Two married men, James Derek Mize and Jonathan Gregg, had a daughter through assisted reproductive technology. The girl is biologically related to Gregg, who was born in Britain to an American mother. Mize was born and raised in the United States. Both are U.S. citizens, but they recently received a letter from the State Department denying birthright citizenship to their daughter.

“We’re both Americans; we’re married,” Mize said. “We just found it really hard to believe that we could have a child that wouldn’t be able to be in our country.”

Assisted reproductive technology has raised legal questions about who, exactly, counts as a parent. That issue is impacting immigration law directly as more couples use in vitro fertilization, surrogacy or other reproductive techniques. The issue also seems to impact same-sex couples especially.

As we discussed on this blog in February, the State Department had denied citizenship to one of two twins. Each twin was the biological child of one of two married fathers, but only one of the fathers was a U.S. citizen. The State Department’s position was that the child of the non-citizen father could not be a birthright citizen because his parent was not a citizen.

That, according to a federal judge, was discriminatory. When opposite-sex parents are married, the citizenship of one parent is generally conferred upon all children of the marriage. The State Department seemed to be refusing to do so because the couple was same-sex. The State Department denies that the policy applies differently to same- and opposite-sex couples.

In this latest case, however, the two men are both citizens. However, their child was born in Britain, so a source of citizenship other than a U.S. birth was needed. If this were a couple who hadn’t used assisted reproductive technology, there would be little question that their child was a citizen regardless of her being born abroad.

State Department policy considers assisted births ‘out of wedlock’

The fundamental problem seems to be a State Department policy that attempted to define whether children are “born” to a U.S. parent. According to the New York Times, the State Department has interpreted the Immigration and Naturalization Act of 1952 as requiring children born abroad to have a blood relationship to a U.S.-citizen parent. The policy, however, defines children born through assisted reproductive technology as born out of wedlock — and that affects whether the child is eligible for birthright citizenship.

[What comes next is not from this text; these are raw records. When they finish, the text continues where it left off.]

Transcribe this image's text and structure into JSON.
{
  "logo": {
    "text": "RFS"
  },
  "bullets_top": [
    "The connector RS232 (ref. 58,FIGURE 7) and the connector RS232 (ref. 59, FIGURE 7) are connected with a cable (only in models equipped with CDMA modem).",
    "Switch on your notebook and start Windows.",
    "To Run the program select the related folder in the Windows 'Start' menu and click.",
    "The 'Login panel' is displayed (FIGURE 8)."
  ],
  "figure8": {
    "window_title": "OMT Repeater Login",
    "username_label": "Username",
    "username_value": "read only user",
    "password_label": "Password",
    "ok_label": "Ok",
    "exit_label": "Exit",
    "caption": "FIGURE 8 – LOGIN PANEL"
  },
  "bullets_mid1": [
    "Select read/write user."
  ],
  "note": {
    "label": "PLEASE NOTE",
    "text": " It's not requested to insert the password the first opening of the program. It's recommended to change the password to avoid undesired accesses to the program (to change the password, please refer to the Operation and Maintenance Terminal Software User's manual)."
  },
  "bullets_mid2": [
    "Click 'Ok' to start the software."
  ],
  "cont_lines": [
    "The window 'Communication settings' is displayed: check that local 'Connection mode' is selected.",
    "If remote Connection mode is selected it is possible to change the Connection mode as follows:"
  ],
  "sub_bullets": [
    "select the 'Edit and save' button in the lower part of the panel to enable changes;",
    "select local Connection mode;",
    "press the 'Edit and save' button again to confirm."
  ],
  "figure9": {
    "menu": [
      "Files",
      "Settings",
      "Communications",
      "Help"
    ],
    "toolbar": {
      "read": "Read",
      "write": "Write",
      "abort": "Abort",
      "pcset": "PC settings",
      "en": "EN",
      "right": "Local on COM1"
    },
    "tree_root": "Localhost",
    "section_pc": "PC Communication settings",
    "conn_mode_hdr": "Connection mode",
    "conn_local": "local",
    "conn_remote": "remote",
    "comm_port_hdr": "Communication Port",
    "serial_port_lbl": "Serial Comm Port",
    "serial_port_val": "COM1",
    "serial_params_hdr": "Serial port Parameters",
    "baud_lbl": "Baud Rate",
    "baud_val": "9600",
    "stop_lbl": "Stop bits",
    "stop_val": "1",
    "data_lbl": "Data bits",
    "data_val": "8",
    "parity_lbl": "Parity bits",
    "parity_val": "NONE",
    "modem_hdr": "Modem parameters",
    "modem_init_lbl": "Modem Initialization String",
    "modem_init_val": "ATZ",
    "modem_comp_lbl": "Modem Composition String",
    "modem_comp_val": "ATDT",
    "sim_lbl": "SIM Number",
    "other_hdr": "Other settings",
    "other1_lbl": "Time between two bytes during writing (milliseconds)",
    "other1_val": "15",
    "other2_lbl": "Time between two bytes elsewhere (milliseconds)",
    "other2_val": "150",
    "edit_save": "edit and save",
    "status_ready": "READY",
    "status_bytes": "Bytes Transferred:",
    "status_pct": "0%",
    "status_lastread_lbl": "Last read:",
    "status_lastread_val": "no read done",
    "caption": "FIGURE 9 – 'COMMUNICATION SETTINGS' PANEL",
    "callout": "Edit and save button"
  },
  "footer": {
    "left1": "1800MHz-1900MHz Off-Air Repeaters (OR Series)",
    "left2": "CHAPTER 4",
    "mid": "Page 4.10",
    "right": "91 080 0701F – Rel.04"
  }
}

The rules for child citizenship are incredibly complex. If you are a U.S. citizen and have a child who was born abroad, you may need to apply for citizenship on that child’s behalf. Contact Yew Immigration Law Group for insight on how to proceed.